Following the exit of Exxaro in 2009 a comprehensive review of the project was undertaken and sought a revised development concept for a mine at Ranobe to supply ilmenite, rutile and zircon onto the world markets.
The primary objectives for the review were;
- Focus the initial development on the high grade area within the Ranobe deposit
- Utilise simple mining and separation methods and utilise off-the-shelf equipment
- Leverage existing infrastructure, for example the port at Toliara
- Secure the long term potential of the Toliara Sands project by proving the viability of mine development and operation

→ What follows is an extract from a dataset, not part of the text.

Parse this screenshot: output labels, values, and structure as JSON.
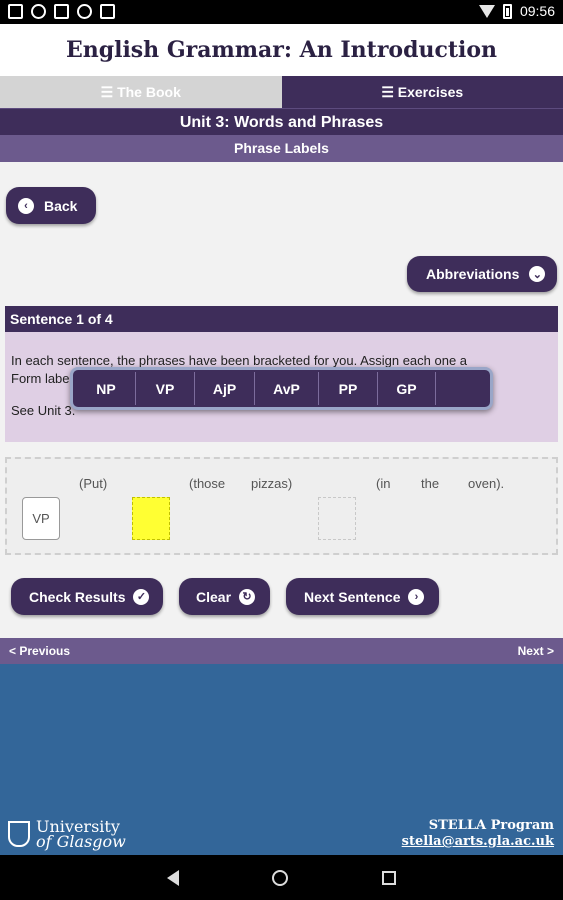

Important features of the deposit that deliver significant advantages compared to many existing operations include the low slimes content in the ore (less than 5%) and the absence of barren overburden. The global mineral sands industry mines an average ore grade of 5.1% heavy mineral with an overburden strip ratio of 0.4. By contrast, the start pit at the Ranobe Mine will have an average grade of 8.1% with no overburden. The sand is also unconsolidated and ‘free digging’ enabling simple low cost mining methods.
The heavy mineral at Ranobe consists predominantly of ilmenite making up approximately 70% of the concentrate produced. The project also benefits significantly from the presence of much higher value zircon and rutile which together contribute about 8% of the heavy mineral, but around 50% of the value of the ore mined.
Dry mine and slurry to mobile concentrators
The ore volume requirements for the project mean that the deposit may be economically mined using simple dry mining. Dry mining is an inherently flexible, low cost mining method and eliminates the high capital, water and power requirements of large scale dredge mining. This mining methodology is employed in many operations world-wide, and represents a very low risk option.
Primary concentration plants will be located close to the mine site and the sand will be return to the void and the Heavy Mineral Concentrate (HMC) will be stockpiled. The plants will be based on easily relocatable designs widely employed in many Australian ilmenite mines.
Dedicated HMC Haul Road
HMC will be hauled ~40km to the north side of the Firehana River by road trains on a dedicated haul road. Tails from the Mineral Separation Plant (MSP) will be returned to the site by the road train on the return trip and disposed of in the void.
A transfer pumping station will be built on the north side of the river and the HMC will be pumped 14km via a slurry pipeline to the MSP located at the existing Toliara port.
Simple MSP located at the port
The MSP will be located at the existing Toliara port and will produce two ilmenite products and a zircon (75%) and rutile (15%) rich non-magnetic concentrate.
Test work conducted to date shows that the ilmenite consists predominantly of a product suitable for use in the TiO2 sulphate pigment process or in ilmenite smelters for the production of chloride grade slag. A smaller volume of higher value ilmenite suitable for direct chlorination for pigment or titanium metal production or as a blend feed to synthetic rutile processors should also be recovered.
The production of the concentrate eliminates the need for a zircon/rutile circuit in the MSP and simplifies the development and operation and reduces the capital required. The concentrate will be sold to processors offshore who will recover the zircon and rutile.
Export via existing Toliara port
Utilise the existing 15,000 tonne wharf capacity to load barges for deep-water transfer to 35,000 tonne ships for bulk shipments. A reef provides natural weather and swell protection allowing the barge transfers to take place in sheltered water.
Concentrate can also be exported in containers via the existing wharf which is currently under-utilised.